By Alison Martin
December 17, 2014
The Peter Blum Gallery in midtown is presenting a collection of new works by Luisa Rabbia for an exhibition titled Drawing. For this show, Rabbia presents several drawings, paintings, sculptures, and other mixed media works where she delves into the depth of the human soul and investigates how individuals relate to others and how they respond to their surrounding environment.
The color blue appears throughout many of Rabbia’s works, as it symbolizes the color of blood in the veins of the human vascular system. For instance, a series of works titled Worlds 1 and Worlds 2 respectively features a deep blue background and white pencil drawings of two heads on both halves of the image. Worlds 1 depicts the heads of two figures, one of them whose head is upside down on top, and directly on the flip side, on the bottom is another figure’s head. Both figures have what appears to be their hair tied in a bun that connects them. Similarly, Worlds 2 also features a flipside image of two figures connected by what appears to be their hair against a deep blue background.

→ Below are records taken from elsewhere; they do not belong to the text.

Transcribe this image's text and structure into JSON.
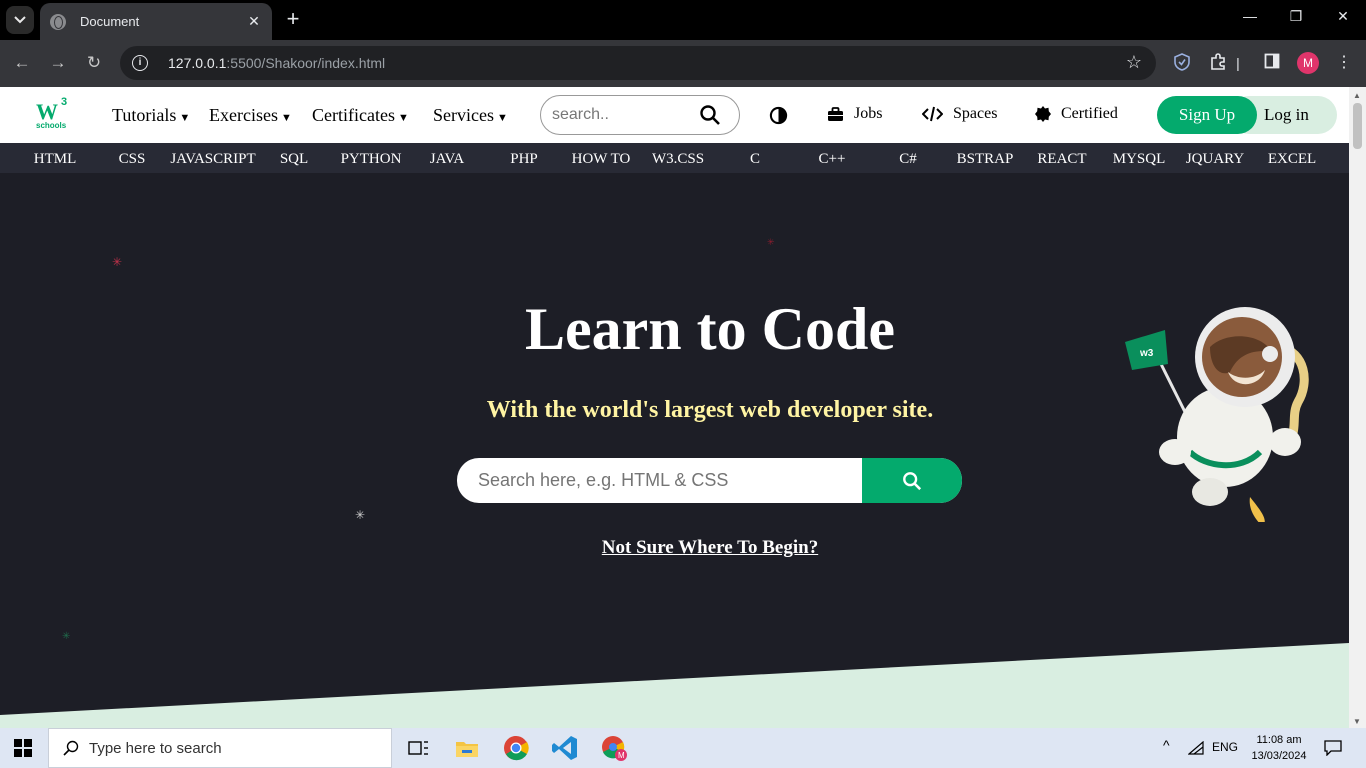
{
  "browser": {
    "tab_title": "Document",
    "url_host": "127.0.0.1",
    "url_rest": ":5500/Shakoor/index.html",
    "profile_initial": "M"
  },
  "topnav": {
    "logo_w": "W",
    "logo_sup": "3",
    "logo_sub": "schools",
    "menus": [
      "Tutorials",
      "Exercises",
      "Certificates",
      "Services"
    ],
    "search_placeholder": "search..",
    "jobs": "Jobs",
    "spaces": "Spaces",
    "certified": "Certified",
    "signup": "Sign Up",
    "login": "Log in"
  },
  "subnav": [
    "HTML",
    "CSS",
    "JAVASCRIPT",
    "SQL",
    "PYTHON",
    "JAVA",
    "PHP",
    "HOW TO",
    "W3.CSS",
    "C",
    "C++",
    "C#",
    "BSTRAP",
    "REACT",
    "MYSQL",
    "JQUARY",
    "EXCEL"
  ],
  "hero": {
    "title": "Learn to Code",
    "subtitle": "With the world's largest web developer site.",
    "search_placeholder": "Search here, e.g. HTML & CSS",
    "begin_link": "Not Sure Where To Begin?"
  },
  "colors": {
    "brand_green": "#04aa6d",
    "hero_bg": "#1d1e26",
    "subtitle_yellow": "#fff4a3",
    "subnav_bg": "#282a35",
    "mint": "#d9eee1"
  },
  "taskbar": {
    "search_placeholder": "Type here to search",
    "lang": "ENG",
    "time": "11:08 am",
    "date": "13/03/2024"
  }
}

Rabbia also presents pieces where she draws outlines of faces on rocks that she’s found. One sculpture titled Sunrise features a face lying on its side, and another face with the eyes closed, gently kissing the cheek of the face lying on its side. A similar, untitled sculpture features a figure sleeping, the face, a very light blue, with the hand over the mouth.
A diptych titled Sottopelle and another untitled piece feature distorted faces connected by intertwining roots. The facial skin symbolizes exaggerated psychological states. Similarly, a four-panel drawing titled NorthEastSouthWest features a group of roots floating in a violet-colored oval shape. At Peter Blum Gallery, 20 W. 57th St. through Feb. 7. The gallery is open Tues. – Fri. from 10 a.m. – 6 p.m., and Sat. from 11 a.m. – 6 p.m.